A minority of Turkey’s 1st Army attempted to overthrow Turkish President Recep Tayyip Erdoğan’s rule in a failed coup attempt on Friday.
Details of how loyalist forces plan to fully resolve the matter are still unclear, but the coup forces have been detained and arrests are underway, according to Bloomberg.
For detailed coverage of the early events, please see Bloomberg’s early coverage.
General Umit Dundar, commander of the 1st Army, was not involved with the coup, and quickly urged the minority involved to return to their barracks to end their efforts.
Although speculation is swirling, blame for the coup seems to be connected with factions loyal to Fethullah Gülen, a former Muslim cleric from Turkey, and one-time ally of President Erdoğan. Gülen, who now resides in Pennsylvania in self-imposed exile, denies involvement.
The coup began at roughly 10:00 PM local time. Within a few short hours, coordinated efforts by Army loyalists along with civilian protests dismantled the resistance. By dawn Saturday morning, the coup was squashed and the minority forces were detained.
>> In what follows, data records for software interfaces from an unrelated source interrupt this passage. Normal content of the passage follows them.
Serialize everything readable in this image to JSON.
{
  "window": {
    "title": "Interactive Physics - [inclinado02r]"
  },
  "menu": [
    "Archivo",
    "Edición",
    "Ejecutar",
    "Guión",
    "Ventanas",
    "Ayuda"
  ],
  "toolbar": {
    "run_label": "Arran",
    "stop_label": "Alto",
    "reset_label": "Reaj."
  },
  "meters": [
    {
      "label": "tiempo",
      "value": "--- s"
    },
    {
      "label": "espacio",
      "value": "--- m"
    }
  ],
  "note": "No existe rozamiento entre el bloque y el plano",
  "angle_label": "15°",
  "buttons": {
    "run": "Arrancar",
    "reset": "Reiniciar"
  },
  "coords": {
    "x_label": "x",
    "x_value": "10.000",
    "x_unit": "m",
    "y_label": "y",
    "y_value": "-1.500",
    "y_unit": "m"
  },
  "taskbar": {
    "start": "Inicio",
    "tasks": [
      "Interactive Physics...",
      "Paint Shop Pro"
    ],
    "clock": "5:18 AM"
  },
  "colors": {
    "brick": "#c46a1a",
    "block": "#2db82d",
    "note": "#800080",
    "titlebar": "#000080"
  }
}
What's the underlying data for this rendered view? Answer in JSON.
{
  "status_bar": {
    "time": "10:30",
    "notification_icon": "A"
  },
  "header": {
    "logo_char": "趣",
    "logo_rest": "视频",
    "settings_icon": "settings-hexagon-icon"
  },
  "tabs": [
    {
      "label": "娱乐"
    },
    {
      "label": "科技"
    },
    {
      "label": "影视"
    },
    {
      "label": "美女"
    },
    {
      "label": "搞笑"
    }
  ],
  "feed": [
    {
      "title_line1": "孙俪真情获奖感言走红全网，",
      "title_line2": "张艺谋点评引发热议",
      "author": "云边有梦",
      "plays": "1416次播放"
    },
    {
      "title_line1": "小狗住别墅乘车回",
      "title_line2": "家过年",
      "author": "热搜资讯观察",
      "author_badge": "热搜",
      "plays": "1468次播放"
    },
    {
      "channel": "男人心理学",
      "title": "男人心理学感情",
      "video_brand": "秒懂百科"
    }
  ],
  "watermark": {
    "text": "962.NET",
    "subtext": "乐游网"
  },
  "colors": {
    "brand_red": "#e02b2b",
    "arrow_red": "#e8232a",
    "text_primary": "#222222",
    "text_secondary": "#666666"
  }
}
According to Theodore Karasik, a Middle East analyst at Gulf State Analytics, a failed takeover “would see all resistance to [President Erdoğan’s] AKP party stamped out.”
That means President Erodğan’s push toward a more Islamic-leaning state will go largely unopposed.
In the press briefing below, President Erdoğan vowed treasonous factions will pay a heavy price and the military will be cleansed. He also implied the rebellion was taking orders from Pennsylvania, meaning Fethullah Gülen.
President Erdoğan wasted no time in fulfilling his promise, as he declared the coup “a gift from Allah.” His retaliatory purge began Saturday, with thousands of military personnel, judges and prosecutors arrested and fired.
It appears the coup may have been fortuitous, giving easy passage for Erdoğan to strengthen his Islamic ambitions despite recent rising opposition. Here is a link to a speech given by Erdoğan in celebration of the Ottoman Empire conquering Constantinople in 1453.
More details will be added as events unfold.